> [Task to carry out]
Note each line in the data below that holds "charm", and copy it.

> [Given information]
━━━━━━━━━━
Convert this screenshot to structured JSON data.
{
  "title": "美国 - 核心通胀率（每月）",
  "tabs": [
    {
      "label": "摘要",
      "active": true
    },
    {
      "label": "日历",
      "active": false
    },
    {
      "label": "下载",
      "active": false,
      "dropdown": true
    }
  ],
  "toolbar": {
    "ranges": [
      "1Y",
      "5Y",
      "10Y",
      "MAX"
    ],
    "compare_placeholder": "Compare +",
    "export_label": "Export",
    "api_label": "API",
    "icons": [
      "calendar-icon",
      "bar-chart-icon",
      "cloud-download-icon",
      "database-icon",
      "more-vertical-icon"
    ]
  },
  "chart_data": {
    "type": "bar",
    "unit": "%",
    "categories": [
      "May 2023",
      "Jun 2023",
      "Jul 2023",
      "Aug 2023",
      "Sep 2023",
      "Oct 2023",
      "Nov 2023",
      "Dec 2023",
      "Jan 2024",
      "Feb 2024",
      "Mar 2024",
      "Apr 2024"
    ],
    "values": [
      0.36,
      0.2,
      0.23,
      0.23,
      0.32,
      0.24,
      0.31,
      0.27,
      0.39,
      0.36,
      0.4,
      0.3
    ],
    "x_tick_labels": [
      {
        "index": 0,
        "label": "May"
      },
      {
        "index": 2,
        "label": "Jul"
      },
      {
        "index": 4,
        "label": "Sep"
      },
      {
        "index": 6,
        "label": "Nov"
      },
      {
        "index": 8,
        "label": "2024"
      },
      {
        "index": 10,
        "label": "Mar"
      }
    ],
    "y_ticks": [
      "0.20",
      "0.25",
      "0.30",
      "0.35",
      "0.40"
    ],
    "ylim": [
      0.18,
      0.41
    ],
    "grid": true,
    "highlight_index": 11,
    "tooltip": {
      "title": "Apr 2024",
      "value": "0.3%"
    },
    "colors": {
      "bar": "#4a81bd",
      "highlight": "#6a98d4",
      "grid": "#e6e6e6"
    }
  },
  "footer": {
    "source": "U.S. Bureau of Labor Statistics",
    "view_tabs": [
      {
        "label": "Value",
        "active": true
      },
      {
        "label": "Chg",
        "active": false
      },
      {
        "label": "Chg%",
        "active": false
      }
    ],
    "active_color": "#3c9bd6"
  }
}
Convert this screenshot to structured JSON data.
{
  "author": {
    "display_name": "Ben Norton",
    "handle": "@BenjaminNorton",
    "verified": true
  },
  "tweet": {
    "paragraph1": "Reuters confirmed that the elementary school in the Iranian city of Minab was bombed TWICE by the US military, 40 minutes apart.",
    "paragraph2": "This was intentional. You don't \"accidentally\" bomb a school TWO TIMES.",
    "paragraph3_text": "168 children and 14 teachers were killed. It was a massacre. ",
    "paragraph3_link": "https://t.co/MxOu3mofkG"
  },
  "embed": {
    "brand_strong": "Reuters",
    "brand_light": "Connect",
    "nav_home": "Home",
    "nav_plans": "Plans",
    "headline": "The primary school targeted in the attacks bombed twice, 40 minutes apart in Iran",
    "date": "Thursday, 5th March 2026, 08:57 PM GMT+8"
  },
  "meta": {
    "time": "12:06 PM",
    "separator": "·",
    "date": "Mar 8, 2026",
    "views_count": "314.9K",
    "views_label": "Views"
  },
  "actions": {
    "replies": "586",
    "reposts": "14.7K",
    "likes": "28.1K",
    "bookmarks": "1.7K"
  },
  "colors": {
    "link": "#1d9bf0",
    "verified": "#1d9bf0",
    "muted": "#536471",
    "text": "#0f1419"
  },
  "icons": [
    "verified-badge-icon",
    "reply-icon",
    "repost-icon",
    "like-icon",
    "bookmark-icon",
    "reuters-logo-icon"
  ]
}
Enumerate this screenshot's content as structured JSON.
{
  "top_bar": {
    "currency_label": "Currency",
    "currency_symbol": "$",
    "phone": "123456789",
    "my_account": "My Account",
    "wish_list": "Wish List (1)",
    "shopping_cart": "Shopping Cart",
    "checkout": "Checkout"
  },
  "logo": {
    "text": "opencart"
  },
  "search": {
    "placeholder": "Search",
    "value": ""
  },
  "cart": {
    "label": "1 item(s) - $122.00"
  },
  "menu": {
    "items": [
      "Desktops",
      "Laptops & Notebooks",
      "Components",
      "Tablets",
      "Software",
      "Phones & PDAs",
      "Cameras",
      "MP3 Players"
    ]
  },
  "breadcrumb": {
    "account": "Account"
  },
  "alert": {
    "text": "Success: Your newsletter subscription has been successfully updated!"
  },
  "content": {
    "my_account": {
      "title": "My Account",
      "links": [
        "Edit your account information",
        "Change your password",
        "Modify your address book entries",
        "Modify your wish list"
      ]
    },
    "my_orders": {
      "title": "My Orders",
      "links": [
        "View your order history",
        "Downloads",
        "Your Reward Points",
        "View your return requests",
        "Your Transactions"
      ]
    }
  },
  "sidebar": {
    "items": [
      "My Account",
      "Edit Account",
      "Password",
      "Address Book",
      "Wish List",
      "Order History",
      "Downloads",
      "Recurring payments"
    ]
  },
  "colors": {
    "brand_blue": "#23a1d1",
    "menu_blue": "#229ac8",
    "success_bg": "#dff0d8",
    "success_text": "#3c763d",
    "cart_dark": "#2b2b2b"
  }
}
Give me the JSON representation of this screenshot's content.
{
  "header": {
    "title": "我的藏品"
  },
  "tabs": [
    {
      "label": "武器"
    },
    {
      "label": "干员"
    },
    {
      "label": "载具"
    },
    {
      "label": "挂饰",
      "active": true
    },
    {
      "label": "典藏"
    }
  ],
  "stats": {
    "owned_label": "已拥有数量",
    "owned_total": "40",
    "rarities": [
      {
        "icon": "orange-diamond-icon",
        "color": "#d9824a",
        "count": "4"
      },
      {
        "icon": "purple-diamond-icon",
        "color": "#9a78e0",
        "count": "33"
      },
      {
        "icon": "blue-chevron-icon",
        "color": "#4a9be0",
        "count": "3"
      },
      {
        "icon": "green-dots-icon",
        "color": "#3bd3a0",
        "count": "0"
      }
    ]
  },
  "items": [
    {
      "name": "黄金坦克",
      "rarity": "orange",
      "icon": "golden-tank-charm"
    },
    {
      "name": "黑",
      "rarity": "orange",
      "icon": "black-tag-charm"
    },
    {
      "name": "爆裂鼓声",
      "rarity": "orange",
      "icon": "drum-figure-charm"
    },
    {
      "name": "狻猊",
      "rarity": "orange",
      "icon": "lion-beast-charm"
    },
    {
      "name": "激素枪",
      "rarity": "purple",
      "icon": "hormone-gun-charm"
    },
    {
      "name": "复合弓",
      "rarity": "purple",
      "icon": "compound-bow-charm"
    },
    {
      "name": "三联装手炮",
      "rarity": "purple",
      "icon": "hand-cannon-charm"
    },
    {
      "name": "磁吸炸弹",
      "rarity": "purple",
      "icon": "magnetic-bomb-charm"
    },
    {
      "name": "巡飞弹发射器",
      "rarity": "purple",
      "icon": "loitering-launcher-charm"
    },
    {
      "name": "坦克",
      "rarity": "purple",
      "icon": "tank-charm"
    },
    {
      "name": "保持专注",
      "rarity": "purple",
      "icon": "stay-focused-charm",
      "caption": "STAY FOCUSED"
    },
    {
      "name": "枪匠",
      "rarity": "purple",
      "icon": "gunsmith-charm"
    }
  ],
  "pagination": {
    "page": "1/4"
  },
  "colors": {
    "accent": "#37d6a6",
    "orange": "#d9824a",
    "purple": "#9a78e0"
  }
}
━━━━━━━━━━
> [Solution to the exercise]
      "icon": "golden-tank-charm"
      "icon": "black-tag-charm"
      "icon": "drum-figure-charm"
      "icon": "lion-beast-charm"
      "icon": "hormone-gun-charm"
      "icon": "compound-bow-charm"
      "icon": "hand-cannon-charm"
      "icon": "magnetic-bomb-charm"
      "icon": "loitering-launcher-charm"
      "icon": "tank-charm"
      "icon": "stay-focused-charm",
      "icon": "gunsmith-charm"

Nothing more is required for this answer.